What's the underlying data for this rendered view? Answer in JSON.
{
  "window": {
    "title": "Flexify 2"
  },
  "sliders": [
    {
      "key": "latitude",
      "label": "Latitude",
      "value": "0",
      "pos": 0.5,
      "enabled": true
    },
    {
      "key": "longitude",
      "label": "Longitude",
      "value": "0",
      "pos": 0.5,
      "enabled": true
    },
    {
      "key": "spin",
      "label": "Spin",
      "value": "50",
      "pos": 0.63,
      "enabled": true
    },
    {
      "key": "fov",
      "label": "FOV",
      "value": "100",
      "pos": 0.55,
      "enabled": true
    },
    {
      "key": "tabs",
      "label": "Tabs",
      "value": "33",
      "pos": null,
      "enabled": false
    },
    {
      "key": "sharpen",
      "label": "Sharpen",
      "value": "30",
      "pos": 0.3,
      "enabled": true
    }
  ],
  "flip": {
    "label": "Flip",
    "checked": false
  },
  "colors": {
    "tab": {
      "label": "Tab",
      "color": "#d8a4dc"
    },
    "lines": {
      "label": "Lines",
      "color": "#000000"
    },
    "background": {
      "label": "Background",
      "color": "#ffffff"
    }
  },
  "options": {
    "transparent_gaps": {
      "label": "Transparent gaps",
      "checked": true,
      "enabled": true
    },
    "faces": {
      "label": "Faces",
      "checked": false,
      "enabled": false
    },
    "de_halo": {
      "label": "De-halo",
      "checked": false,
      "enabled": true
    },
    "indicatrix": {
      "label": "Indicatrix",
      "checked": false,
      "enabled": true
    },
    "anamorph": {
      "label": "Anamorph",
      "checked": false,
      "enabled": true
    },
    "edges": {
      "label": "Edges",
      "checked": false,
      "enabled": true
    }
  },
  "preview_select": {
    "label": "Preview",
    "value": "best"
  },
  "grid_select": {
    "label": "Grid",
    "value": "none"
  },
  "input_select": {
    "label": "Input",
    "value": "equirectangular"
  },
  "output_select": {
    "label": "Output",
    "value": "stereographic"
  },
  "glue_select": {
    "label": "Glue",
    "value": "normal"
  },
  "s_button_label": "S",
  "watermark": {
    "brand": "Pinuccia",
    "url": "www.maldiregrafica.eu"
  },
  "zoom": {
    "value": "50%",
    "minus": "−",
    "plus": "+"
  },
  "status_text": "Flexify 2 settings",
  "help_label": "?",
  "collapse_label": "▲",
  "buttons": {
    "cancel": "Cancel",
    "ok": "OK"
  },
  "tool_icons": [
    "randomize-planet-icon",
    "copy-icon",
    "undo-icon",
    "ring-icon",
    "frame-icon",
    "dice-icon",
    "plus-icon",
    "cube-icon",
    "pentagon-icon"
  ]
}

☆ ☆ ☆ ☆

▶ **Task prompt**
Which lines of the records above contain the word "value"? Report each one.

▶ **Your solution**
      "value": "0",
      "value": "0",
      "value": "50",
      "value": "100",
      "value": "33",
      "value": "30",
    "value": "best"
    "value": "none"
    "value": "equirectangular"
    "value": "stereographic"
    "value": "normal"
    "value": "50%",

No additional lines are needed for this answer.